[RECORDS FOR THIS EXERCISE — start]

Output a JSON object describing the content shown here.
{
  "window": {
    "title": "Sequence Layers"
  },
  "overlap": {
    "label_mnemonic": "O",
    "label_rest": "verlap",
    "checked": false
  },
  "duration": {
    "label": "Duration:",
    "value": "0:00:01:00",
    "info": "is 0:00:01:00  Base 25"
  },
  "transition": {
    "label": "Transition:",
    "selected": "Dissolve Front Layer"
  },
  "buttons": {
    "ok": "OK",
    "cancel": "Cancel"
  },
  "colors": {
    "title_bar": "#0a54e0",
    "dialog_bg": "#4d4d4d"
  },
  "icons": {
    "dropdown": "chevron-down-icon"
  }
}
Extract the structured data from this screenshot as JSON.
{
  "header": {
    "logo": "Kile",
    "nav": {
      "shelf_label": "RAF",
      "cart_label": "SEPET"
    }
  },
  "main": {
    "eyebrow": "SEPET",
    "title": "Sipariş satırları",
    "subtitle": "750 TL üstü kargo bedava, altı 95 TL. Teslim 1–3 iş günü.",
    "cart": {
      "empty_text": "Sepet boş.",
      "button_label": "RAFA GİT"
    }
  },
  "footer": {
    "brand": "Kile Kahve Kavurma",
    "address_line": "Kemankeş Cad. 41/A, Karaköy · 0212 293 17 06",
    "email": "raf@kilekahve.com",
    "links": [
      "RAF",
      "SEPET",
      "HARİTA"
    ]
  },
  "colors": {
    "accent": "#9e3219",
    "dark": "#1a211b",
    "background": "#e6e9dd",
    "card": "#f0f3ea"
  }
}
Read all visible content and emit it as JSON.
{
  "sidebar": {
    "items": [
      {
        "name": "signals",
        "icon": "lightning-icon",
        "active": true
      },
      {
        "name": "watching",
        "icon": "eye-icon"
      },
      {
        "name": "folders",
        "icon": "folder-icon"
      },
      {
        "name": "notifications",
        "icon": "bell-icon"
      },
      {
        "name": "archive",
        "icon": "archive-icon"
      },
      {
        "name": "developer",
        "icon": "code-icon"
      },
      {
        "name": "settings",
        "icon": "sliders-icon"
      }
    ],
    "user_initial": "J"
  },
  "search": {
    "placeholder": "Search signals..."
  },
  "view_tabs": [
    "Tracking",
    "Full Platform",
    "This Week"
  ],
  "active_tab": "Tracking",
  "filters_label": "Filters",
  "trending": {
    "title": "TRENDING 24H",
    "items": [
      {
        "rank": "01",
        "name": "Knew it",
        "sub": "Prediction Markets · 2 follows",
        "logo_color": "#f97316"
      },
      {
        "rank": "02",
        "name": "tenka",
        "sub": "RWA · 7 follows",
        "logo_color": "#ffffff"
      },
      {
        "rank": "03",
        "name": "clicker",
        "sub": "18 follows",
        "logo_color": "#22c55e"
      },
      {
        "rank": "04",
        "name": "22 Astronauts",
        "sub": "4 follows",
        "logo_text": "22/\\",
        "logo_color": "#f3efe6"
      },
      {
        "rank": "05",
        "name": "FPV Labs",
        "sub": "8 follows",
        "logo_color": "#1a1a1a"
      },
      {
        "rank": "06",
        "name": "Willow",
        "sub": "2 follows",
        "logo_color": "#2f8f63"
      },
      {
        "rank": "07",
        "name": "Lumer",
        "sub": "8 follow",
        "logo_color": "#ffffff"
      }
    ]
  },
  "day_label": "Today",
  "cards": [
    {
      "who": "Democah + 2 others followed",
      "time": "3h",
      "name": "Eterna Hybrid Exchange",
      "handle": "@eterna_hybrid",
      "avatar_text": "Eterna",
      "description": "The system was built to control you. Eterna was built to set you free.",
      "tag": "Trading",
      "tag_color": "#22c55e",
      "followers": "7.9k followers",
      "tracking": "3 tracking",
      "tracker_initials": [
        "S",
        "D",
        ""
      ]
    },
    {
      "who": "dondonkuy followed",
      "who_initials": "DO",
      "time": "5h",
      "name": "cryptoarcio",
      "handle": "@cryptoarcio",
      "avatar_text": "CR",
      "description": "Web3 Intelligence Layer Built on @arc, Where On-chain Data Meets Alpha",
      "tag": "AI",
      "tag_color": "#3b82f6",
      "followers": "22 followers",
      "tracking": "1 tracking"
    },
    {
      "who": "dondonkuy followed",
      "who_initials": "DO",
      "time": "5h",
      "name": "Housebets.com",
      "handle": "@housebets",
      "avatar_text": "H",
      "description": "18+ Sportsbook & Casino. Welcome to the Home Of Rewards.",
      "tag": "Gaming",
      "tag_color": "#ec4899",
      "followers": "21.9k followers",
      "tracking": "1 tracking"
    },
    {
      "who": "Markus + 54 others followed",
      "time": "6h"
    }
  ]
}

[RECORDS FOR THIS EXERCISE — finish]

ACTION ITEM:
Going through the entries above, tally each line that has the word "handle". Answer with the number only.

WRITTEN SOLUTION:
3